* [What is being asked]: Which lines of the entries contain the word "Stores"? Please list them.
··········
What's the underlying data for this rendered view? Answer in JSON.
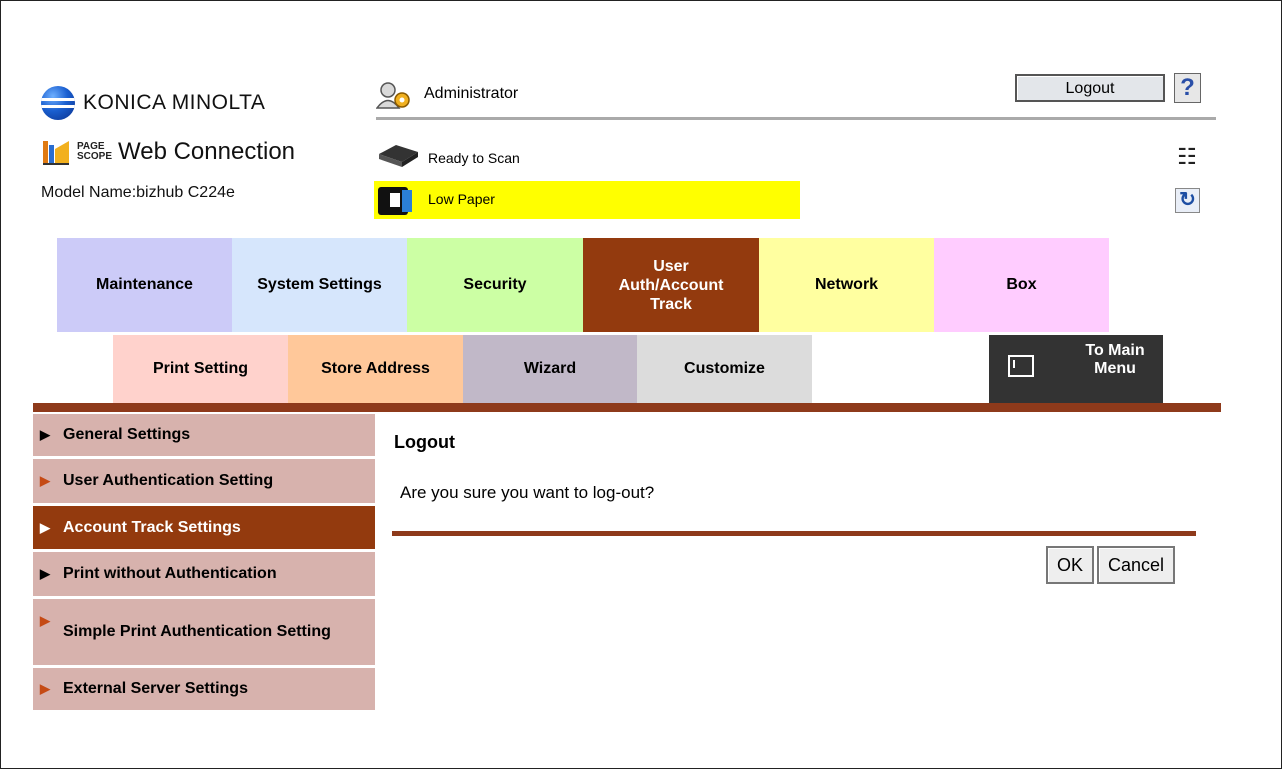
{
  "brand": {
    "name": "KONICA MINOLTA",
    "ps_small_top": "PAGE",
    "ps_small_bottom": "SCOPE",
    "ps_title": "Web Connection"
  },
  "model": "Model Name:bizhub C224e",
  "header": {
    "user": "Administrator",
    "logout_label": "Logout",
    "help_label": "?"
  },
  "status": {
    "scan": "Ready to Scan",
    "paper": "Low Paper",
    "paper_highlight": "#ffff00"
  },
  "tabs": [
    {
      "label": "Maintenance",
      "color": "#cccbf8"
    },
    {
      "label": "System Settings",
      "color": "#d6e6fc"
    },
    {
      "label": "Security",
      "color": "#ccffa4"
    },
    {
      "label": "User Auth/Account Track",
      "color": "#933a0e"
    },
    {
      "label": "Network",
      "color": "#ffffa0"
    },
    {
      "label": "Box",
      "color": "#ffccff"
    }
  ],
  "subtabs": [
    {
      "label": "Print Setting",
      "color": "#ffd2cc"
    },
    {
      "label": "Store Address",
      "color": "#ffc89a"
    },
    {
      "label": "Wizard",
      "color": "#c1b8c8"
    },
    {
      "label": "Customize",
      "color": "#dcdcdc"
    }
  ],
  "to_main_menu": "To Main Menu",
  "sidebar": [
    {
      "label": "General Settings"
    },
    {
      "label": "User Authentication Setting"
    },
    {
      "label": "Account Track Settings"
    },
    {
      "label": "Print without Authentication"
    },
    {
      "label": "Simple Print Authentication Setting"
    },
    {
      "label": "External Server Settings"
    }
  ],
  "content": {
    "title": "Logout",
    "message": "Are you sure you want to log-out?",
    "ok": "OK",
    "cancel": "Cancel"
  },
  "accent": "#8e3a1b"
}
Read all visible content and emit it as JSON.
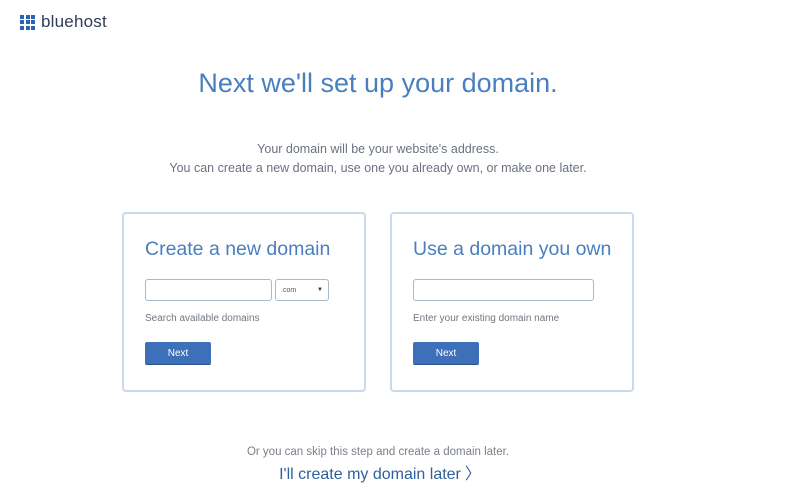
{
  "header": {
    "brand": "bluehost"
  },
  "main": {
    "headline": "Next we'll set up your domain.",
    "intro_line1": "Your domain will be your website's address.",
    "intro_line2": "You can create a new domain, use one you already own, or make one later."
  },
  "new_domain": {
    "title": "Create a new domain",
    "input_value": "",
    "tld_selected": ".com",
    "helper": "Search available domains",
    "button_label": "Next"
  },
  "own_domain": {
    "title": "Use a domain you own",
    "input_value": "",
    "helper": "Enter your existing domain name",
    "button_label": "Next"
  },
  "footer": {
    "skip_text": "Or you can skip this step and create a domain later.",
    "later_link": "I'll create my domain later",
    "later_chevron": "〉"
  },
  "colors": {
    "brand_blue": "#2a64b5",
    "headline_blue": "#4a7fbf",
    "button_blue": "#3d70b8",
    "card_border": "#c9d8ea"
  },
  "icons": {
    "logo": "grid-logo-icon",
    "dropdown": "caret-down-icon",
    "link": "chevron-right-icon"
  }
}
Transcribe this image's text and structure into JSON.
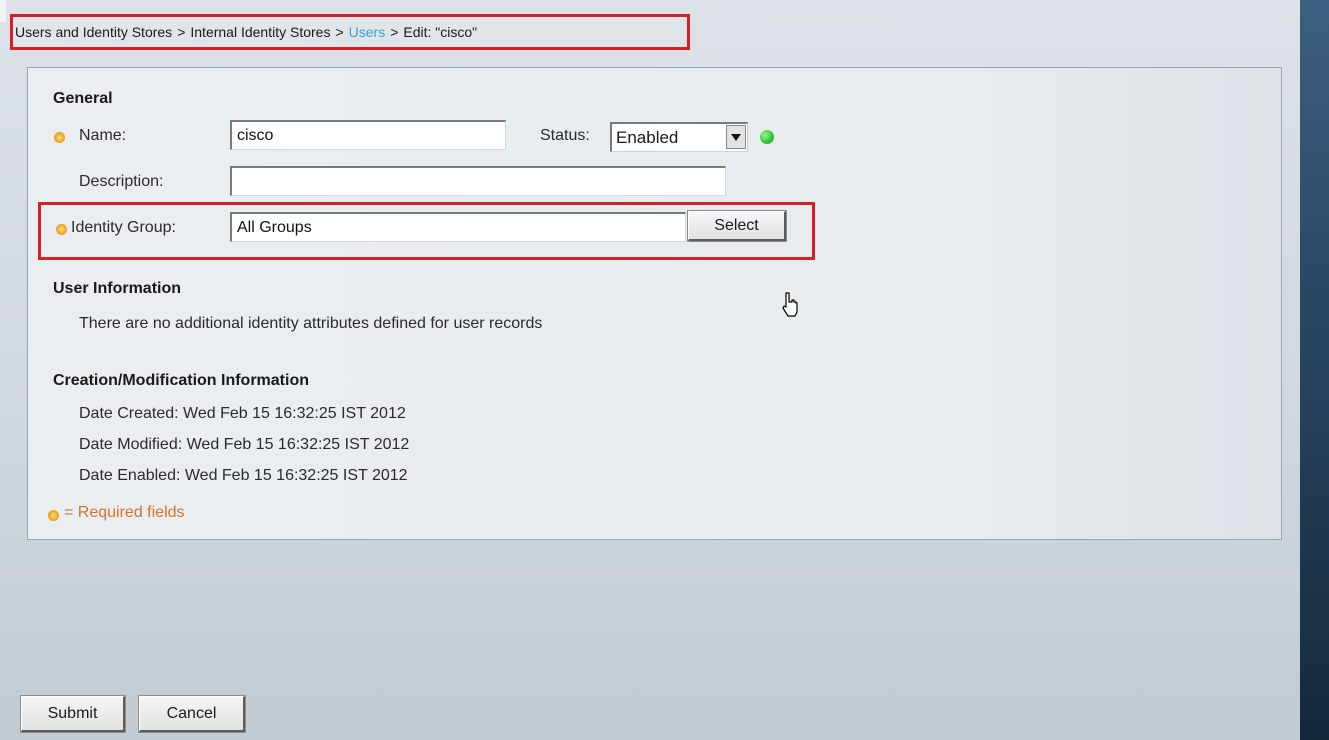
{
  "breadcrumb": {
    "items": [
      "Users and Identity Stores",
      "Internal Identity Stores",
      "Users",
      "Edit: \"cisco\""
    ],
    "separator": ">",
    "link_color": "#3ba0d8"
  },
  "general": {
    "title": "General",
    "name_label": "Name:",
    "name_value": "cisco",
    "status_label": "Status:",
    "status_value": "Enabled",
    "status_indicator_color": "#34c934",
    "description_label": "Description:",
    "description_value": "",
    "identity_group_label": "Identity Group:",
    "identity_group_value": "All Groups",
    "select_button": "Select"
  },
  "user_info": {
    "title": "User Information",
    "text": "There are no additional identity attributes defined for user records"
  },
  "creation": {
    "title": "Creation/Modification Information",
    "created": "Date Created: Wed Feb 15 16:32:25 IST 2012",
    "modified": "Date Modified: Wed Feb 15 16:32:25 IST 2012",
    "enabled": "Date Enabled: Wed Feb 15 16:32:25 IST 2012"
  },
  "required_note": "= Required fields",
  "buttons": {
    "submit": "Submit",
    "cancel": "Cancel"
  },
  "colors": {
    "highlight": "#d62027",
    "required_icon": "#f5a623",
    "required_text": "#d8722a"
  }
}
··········
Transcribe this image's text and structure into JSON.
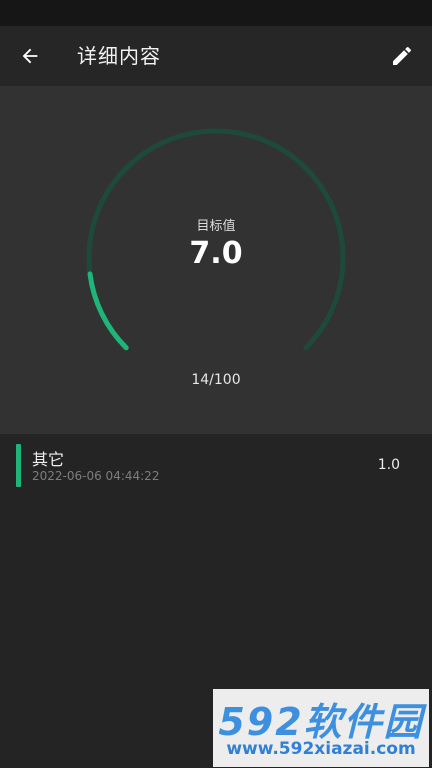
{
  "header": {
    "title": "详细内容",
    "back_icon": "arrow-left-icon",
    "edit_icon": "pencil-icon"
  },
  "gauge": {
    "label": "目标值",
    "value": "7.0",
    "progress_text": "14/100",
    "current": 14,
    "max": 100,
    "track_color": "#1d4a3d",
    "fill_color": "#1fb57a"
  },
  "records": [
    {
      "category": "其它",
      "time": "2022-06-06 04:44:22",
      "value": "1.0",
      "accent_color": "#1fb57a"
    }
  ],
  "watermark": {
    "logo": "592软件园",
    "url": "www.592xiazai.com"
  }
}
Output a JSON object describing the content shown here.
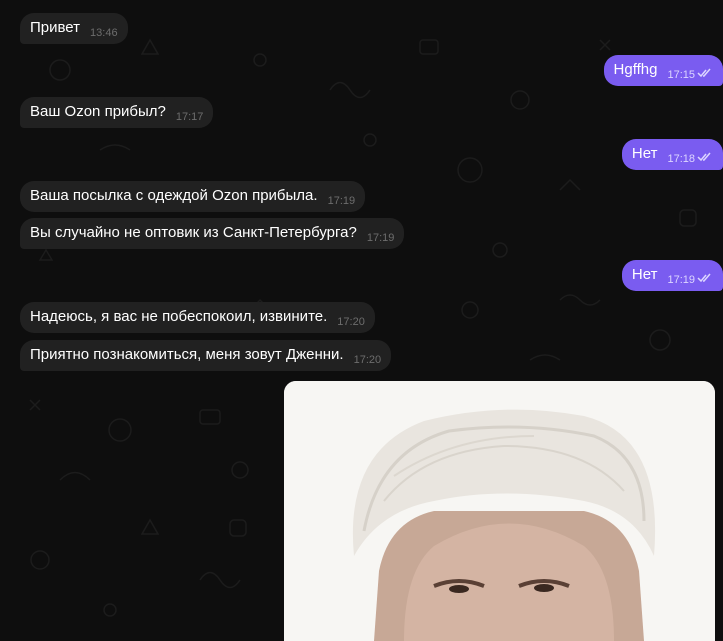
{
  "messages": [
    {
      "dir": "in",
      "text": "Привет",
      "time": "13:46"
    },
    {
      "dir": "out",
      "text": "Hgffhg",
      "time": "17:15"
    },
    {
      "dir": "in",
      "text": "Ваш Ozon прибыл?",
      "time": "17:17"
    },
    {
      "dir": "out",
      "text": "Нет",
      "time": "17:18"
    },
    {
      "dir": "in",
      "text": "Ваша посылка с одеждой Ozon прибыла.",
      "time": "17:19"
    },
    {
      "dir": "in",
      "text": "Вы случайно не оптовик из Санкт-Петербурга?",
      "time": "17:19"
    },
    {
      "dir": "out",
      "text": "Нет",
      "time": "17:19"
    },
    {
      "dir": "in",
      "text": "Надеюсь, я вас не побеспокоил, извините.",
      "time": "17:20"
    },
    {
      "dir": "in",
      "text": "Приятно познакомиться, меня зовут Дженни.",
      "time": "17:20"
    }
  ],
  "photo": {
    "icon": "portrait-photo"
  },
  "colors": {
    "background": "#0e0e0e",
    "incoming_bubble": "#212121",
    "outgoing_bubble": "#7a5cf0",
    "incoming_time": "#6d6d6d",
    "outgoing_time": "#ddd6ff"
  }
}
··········
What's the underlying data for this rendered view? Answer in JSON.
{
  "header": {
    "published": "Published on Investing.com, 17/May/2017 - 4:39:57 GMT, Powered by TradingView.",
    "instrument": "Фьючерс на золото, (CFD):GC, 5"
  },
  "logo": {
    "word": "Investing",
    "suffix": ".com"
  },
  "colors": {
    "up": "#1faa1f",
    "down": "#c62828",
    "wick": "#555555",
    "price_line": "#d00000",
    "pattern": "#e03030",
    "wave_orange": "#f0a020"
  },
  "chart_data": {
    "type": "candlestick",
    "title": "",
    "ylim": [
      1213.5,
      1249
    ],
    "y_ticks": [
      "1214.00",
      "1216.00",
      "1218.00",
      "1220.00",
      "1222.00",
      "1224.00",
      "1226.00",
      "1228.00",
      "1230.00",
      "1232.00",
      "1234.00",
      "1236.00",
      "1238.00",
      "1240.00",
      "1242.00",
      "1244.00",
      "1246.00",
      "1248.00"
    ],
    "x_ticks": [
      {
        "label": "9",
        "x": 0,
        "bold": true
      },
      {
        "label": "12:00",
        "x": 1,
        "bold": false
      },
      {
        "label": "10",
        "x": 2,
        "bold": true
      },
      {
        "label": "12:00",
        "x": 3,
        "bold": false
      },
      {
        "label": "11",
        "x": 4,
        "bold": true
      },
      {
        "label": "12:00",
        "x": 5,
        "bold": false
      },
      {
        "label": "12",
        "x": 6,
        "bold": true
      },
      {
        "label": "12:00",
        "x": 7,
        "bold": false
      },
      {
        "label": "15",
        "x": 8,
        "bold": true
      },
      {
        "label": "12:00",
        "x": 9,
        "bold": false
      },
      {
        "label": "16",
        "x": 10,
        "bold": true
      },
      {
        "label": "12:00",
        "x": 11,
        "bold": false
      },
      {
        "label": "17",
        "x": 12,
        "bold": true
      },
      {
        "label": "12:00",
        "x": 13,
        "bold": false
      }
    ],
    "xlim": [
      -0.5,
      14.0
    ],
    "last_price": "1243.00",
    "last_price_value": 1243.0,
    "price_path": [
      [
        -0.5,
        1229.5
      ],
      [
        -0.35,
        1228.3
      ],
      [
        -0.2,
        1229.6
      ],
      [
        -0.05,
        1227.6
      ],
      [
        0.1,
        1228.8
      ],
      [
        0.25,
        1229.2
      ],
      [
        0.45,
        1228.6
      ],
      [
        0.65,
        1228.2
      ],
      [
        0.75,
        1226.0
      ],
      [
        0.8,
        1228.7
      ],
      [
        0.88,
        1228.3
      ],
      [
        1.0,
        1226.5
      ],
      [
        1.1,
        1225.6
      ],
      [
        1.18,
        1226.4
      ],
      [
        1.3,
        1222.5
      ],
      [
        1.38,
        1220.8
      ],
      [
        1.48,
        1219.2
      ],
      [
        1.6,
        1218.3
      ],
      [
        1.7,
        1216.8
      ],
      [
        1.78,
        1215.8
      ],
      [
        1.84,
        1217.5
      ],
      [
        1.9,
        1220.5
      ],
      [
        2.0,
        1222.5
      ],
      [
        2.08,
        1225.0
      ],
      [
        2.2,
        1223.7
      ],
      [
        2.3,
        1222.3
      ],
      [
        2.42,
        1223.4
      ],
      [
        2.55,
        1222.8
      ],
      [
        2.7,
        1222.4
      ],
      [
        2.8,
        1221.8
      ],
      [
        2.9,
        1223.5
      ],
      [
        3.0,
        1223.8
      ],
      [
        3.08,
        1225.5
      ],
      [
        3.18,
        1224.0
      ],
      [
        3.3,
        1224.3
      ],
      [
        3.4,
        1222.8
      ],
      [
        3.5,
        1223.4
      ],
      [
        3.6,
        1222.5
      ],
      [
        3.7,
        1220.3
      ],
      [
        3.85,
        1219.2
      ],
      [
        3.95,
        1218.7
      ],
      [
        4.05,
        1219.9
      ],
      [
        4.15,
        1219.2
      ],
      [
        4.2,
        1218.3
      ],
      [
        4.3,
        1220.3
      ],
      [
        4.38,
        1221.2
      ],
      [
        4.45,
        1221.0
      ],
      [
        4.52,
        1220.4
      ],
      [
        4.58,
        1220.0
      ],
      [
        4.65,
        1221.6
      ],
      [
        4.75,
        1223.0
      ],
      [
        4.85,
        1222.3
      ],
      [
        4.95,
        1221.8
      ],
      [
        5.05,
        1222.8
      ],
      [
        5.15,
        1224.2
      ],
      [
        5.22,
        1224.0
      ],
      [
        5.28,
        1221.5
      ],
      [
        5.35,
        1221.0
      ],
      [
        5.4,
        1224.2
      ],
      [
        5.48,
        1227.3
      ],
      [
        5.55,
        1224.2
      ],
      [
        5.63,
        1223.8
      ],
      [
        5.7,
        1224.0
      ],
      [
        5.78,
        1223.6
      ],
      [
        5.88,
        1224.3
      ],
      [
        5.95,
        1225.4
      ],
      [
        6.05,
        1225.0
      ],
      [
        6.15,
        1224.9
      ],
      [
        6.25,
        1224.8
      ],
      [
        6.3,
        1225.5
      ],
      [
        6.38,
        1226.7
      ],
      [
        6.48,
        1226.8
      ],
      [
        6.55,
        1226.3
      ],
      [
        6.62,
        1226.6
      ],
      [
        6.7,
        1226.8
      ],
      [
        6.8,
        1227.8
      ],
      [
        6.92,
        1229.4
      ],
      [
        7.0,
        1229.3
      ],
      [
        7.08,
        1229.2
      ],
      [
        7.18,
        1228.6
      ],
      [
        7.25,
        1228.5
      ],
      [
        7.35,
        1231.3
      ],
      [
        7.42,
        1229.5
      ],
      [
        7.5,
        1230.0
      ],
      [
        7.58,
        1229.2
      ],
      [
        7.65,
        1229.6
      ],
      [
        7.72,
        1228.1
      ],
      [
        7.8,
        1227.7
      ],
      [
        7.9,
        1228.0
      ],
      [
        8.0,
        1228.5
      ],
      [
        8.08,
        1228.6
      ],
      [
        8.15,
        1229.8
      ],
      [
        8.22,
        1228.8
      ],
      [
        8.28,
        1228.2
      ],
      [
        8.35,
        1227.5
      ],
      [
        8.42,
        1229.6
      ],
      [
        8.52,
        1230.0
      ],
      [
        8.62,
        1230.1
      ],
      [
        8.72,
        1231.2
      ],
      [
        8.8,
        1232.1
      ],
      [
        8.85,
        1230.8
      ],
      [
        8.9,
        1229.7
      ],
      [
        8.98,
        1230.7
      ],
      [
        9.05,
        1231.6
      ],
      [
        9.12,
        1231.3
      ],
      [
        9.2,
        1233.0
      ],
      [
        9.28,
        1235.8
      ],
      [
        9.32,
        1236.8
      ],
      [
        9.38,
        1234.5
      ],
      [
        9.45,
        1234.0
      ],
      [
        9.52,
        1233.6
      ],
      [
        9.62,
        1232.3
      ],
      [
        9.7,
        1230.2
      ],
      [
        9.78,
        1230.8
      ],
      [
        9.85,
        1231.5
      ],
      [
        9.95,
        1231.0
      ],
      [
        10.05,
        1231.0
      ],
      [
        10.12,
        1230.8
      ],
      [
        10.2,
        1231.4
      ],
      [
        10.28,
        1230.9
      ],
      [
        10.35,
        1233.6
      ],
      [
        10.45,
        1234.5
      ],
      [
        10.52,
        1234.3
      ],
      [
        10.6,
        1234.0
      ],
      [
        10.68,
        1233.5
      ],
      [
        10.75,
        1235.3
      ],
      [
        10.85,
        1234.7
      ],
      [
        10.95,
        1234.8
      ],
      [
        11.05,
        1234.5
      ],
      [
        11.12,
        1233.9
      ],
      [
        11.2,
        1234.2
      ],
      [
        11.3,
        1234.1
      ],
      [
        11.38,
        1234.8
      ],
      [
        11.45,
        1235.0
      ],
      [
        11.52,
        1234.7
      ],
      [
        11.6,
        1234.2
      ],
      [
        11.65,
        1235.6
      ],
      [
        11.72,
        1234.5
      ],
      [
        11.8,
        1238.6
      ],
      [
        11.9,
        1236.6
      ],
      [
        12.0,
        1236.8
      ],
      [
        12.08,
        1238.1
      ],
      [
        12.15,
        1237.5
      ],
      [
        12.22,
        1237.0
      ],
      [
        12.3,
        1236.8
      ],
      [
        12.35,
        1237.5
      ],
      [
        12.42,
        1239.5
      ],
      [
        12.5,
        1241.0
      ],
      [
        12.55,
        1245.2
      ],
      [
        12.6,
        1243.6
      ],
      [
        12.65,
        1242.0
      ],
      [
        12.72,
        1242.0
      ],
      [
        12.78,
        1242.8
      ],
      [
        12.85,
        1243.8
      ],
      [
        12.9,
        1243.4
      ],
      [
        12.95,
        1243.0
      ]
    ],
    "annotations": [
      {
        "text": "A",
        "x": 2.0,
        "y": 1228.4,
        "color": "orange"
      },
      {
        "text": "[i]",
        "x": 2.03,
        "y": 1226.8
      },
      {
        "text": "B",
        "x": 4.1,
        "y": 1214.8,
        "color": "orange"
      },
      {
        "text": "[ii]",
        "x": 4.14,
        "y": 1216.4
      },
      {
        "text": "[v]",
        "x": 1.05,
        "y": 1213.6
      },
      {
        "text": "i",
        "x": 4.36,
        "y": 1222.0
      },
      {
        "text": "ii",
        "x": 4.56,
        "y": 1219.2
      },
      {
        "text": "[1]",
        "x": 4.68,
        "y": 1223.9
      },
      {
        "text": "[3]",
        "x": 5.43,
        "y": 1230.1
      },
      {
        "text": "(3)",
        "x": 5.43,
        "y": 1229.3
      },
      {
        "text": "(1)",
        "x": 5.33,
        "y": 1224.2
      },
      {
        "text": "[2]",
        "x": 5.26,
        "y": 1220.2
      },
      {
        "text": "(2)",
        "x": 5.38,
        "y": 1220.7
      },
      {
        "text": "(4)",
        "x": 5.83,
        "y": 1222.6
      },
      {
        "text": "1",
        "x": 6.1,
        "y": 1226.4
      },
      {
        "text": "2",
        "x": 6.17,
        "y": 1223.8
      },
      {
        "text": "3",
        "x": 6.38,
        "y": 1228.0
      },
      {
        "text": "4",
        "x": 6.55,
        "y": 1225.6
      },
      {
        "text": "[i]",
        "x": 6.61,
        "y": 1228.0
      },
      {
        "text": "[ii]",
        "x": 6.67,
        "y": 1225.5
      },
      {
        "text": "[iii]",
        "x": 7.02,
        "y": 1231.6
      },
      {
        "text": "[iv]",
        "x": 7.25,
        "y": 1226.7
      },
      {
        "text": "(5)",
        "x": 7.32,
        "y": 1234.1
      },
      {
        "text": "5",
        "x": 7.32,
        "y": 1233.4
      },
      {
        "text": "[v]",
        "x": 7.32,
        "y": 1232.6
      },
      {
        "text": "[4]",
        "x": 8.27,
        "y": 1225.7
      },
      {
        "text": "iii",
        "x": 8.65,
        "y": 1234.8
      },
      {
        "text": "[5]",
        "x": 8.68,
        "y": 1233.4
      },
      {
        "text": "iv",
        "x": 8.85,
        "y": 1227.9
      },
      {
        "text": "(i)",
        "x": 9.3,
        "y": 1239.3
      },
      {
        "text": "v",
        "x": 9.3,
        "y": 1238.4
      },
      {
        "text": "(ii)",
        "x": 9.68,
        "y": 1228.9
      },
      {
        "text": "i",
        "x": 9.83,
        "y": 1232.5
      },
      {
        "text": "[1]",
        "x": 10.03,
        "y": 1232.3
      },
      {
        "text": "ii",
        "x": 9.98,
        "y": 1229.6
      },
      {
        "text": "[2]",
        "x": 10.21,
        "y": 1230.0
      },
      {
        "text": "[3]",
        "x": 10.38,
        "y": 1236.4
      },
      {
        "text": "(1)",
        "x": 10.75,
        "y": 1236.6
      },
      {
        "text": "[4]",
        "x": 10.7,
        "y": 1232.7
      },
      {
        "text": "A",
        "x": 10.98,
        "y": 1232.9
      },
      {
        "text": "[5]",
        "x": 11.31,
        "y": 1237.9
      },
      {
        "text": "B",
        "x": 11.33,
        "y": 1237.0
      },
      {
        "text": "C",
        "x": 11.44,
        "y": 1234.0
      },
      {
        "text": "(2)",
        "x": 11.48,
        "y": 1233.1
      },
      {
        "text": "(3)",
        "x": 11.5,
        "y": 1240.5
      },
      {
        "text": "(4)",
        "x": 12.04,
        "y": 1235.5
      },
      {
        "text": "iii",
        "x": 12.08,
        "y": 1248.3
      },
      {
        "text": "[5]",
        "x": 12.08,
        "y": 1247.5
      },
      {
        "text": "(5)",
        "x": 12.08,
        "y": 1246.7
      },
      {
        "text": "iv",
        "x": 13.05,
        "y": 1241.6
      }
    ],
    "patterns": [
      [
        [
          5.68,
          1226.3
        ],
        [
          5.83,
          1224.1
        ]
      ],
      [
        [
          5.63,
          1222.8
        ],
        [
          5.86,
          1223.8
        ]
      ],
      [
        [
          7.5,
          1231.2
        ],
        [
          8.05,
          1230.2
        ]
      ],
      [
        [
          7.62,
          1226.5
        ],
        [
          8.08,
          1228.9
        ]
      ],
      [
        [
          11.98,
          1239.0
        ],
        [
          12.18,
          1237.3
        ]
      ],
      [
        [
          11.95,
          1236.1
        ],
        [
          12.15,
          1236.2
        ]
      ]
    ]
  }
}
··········
* [Solution for this problem]:
      "Users and Identity Stores",
      "Internal Identity Stores",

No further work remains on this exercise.